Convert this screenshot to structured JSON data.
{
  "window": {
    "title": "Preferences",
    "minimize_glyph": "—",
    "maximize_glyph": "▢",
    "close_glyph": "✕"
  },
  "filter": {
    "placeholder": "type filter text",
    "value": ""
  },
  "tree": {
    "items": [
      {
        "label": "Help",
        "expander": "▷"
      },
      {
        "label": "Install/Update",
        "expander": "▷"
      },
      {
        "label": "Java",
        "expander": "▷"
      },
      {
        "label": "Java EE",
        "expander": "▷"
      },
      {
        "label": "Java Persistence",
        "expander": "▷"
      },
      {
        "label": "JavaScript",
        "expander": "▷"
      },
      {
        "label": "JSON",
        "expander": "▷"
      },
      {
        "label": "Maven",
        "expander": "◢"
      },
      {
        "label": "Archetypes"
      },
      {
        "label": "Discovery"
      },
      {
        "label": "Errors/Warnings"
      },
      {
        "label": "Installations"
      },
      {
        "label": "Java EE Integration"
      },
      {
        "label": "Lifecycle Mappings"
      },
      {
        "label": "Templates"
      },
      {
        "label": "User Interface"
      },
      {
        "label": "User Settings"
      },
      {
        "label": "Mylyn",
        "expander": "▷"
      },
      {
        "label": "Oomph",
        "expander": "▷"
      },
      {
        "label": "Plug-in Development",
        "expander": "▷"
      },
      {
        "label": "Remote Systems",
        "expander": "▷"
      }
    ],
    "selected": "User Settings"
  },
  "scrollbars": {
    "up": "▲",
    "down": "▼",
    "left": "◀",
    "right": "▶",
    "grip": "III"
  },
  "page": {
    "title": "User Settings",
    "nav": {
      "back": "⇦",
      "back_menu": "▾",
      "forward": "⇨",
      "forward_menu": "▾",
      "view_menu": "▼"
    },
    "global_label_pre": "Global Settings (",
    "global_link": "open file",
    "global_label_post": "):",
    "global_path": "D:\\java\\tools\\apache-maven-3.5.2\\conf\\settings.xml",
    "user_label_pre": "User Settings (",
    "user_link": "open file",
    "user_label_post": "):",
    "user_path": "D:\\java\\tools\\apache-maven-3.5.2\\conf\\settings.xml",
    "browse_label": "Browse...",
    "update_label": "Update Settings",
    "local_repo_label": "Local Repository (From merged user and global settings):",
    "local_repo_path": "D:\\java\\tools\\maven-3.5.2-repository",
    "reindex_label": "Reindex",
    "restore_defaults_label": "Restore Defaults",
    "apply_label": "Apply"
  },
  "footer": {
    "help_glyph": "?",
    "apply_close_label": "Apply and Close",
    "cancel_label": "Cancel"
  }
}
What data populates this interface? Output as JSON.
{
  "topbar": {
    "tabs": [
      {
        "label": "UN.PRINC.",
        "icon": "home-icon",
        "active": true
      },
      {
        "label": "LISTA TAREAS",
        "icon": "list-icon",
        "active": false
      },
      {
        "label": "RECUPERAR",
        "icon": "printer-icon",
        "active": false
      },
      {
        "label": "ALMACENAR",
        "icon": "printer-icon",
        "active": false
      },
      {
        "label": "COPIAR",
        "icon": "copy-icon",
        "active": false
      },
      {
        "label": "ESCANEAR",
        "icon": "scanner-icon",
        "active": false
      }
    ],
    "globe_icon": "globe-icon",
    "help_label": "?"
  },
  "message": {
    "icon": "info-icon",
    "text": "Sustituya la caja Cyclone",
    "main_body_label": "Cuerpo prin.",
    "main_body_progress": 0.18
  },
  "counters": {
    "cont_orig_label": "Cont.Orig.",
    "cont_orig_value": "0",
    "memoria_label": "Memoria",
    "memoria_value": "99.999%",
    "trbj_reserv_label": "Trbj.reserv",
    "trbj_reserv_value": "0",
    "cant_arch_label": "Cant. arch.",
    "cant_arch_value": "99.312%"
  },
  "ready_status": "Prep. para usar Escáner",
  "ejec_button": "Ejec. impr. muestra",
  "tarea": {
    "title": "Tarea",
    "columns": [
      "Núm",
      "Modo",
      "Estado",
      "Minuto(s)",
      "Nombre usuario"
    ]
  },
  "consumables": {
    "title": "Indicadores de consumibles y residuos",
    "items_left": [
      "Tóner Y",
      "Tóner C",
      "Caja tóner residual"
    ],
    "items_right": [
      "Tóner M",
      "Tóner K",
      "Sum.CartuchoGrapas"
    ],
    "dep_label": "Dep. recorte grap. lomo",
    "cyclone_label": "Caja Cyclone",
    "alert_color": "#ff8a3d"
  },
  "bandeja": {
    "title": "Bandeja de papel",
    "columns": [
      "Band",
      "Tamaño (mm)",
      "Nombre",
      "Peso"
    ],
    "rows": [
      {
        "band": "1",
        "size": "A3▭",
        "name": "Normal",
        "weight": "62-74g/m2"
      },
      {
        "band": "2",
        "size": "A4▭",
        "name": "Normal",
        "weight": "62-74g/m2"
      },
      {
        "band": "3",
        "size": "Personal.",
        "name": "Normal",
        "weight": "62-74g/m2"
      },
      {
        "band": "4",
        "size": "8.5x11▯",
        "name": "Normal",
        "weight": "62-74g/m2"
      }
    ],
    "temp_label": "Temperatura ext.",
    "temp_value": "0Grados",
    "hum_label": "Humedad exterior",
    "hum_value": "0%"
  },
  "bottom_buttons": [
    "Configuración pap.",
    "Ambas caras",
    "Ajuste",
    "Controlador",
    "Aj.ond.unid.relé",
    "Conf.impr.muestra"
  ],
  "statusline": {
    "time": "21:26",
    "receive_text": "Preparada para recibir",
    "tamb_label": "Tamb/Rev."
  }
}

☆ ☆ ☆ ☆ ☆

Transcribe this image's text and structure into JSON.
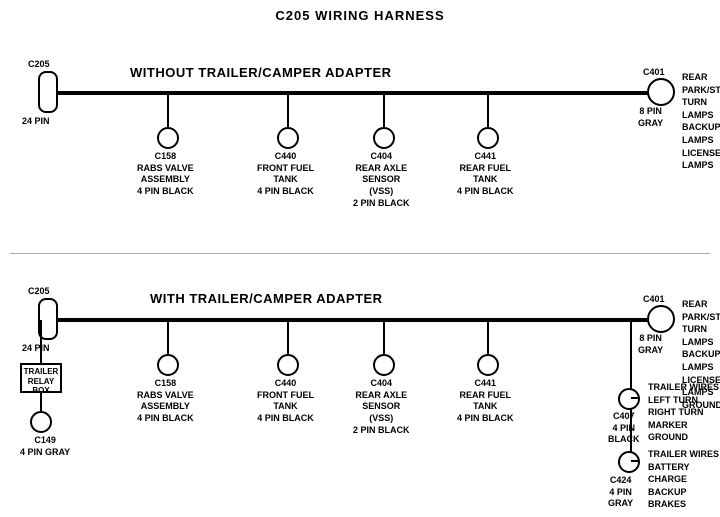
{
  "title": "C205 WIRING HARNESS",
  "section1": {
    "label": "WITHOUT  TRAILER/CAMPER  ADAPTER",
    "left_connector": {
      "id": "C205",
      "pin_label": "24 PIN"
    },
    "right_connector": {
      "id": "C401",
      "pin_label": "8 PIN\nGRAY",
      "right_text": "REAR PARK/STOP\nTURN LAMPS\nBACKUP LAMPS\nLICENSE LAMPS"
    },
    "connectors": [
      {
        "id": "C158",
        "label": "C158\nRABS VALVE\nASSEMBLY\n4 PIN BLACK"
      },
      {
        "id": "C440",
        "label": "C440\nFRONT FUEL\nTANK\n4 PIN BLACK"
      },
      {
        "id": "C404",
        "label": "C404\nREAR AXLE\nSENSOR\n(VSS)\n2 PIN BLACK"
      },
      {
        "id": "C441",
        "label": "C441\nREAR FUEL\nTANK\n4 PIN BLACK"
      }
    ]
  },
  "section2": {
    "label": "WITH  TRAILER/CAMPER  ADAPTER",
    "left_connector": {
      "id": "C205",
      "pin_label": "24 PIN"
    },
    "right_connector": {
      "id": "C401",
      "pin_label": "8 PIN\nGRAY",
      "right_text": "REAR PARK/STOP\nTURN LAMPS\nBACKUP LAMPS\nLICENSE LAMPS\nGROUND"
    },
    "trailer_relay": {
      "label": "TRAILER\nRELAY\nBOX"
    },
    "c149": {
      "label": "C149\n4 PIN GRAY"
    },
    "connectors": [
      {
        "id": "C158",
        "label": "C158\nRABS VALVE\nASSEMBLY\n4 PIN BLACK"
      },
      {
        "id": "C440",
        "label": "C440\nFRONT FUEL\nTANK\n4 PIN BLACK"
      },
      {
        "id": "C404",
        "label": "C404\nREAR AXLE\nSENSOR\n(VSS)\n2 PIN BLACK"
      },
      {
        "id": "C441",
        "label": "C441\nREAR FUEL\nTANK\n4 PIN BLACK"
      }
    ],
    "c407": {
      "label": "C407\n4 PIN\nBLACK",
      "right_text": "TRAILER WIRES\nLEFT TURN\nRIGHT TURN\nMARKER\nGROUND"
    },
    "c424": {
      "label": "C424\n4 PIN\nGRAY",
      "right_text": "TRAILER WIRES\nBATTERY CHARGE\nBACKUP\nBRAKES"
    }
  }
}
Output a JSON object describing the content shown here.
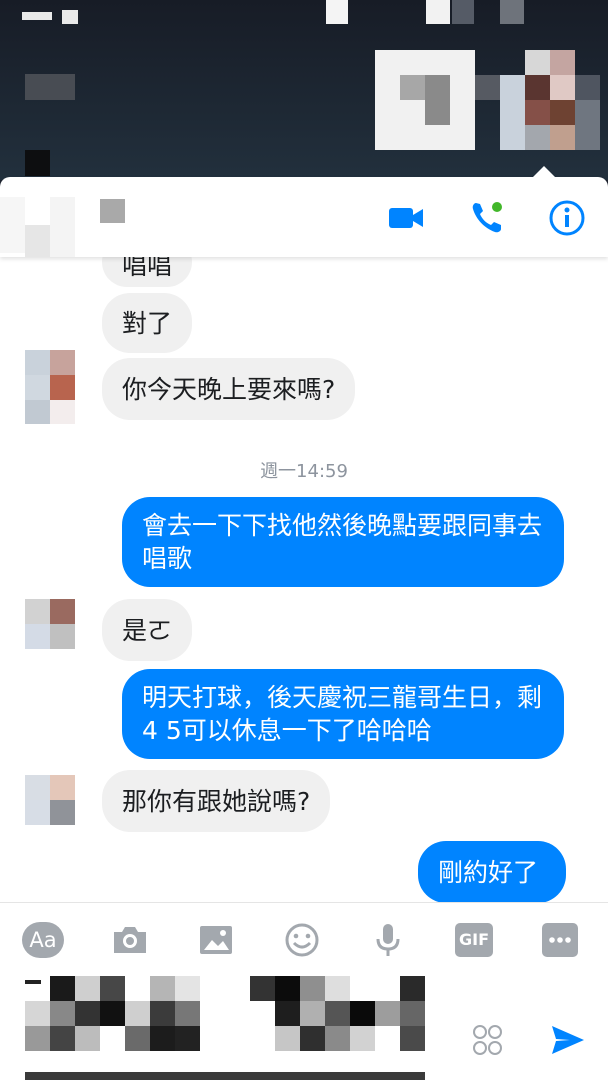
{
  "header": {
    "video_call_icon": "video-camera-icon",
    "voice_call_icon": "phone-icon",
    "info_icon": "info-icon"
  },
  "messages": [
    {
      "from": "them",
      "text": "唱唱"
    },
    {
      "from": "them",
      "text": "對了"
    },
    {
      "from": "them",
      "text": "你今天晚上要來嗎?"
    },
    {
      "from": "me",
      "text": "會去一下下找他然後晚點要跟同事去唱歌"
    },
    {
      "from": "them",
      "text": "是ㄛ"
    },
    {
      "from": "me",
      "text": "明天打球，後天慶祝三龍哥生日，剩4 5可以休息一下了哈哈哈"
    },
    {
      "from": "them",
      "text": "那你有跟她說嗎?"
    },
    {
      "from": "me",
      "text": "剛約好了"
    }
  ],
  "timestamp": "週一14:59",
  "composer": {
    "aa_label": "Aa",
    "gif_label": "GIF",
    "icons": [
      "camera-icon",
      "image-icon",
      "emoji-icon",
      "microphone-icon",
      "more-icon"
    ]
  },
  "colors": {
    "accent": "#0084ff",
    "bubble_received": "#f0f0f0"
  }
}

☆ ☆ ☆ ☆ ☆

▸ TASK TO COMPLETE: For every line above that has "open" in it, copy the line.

▸ COMPLETED TASK:
    "global_link": "open file",
    "user_link": "open file",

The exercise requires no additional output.